So, if you think you know what a particular meow from your own puss means in the right context, you’re probably right. And they have quite possibly developed that sound just for you. Interestingly, research has found not all cats in the same household will use the same vocalisations in the same circumstances — they are all individuals after all.

“While they don’t have what humans have in terms of language — for example, we have a vocabulary and we can arrange that vocabulary in all different orders to make different meanings — we can very often look at their body language and the context, in conjunction with the noise that they’re making and say that means you want some loving, or that means you want food or that means you want the door open,” says Linda.

“I don’t think they’re thinking ‘I will make this noise and this means she will feed me’, but it’s a learned interaction, and often it’s emotional rather than deliberate.” They’re not always trying to get you to do something or give them something though.

They do like to give us a greeting sometimes. Our cat Rita often does a chirrup followed by a longer meow when she comes indoors. It’s as if she is saying ‘I’m here! Where is everyone?’

“It’s a positive greeting,” says Linda. “It’s like ‘hi everyone!’ It’s a sort of little social announcement. Not all the vocalisations are about ‘I want, or I need something.’”

Why do cats make a chitter sound when they see a bird they can’t get at? Often you will hear a cat make a stuttering series of throaty noises if they see a bird, perhaps on the other side of a window.

“Nobody really knows what that is, but we think it’s related to frustration or intention,” says Linda. “If you see your little cat sitting on the window, watching the bird feeder, could it be that they’re frustrated that they can see it, but they can’t get it? It’s possible, so we often see that when they’re frustrated. But some people say it’s intention. They’re not telling the bird and they’re not telling any compadres because they don’t have hunting friends, but they’re saying ‘I’m coming to get you’ and it’s almost like an unconscious instinctive or emotional noise.”

What does purring mean? In most cases, purring does seem to indicate contentment, especially that steady, low frequency purr. “That’s ‘I’m happy, I’m sitting on your knee, do more, I love this. ’That’s genuinely a contented sound,” says Linda.
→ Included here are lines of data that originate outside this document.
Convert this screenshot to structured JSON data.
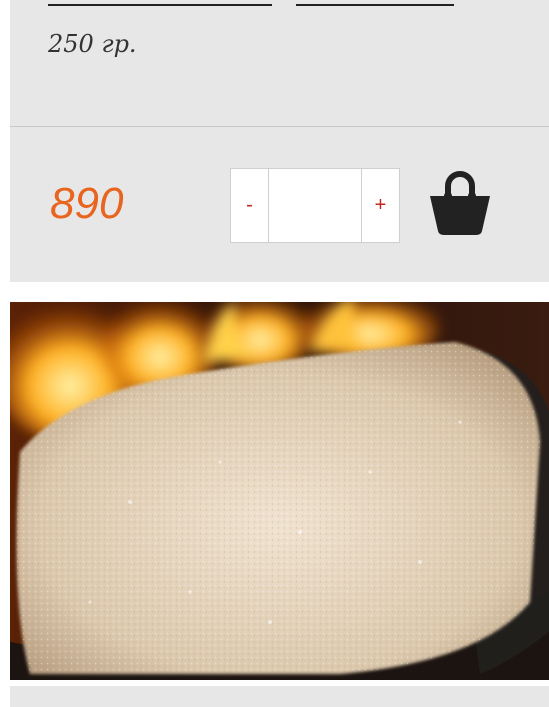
{
  "product": {
    "weight_label": "250 гр.",
    "price": "890"
  },
  "quantity_stepper": {
    "minus_label": "-",
    "plus_label": "+",
    "value": ""
  },
  "icons": {
    "cart": "shopping-bag-icon"
  },
  "colors": {
    "price": "#e8641f",
    "stepper_symbols": "#c0271d",
    "card_background": "#e7e7e7",
    "cart_icon": "#222222"
  }
}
But sadly, a purr can also happen when the situation is quite the reverse, when the cat is in extreme distress. “I’ve very often seen a cat who is very ill, or a cat in the intensive care unit that is dying or in extreme pain, and they will often be purring, and we think that is an attempt to comfort themselves. There’s also a theory that purring creates ultrasonic waves at a wavelength that heals.”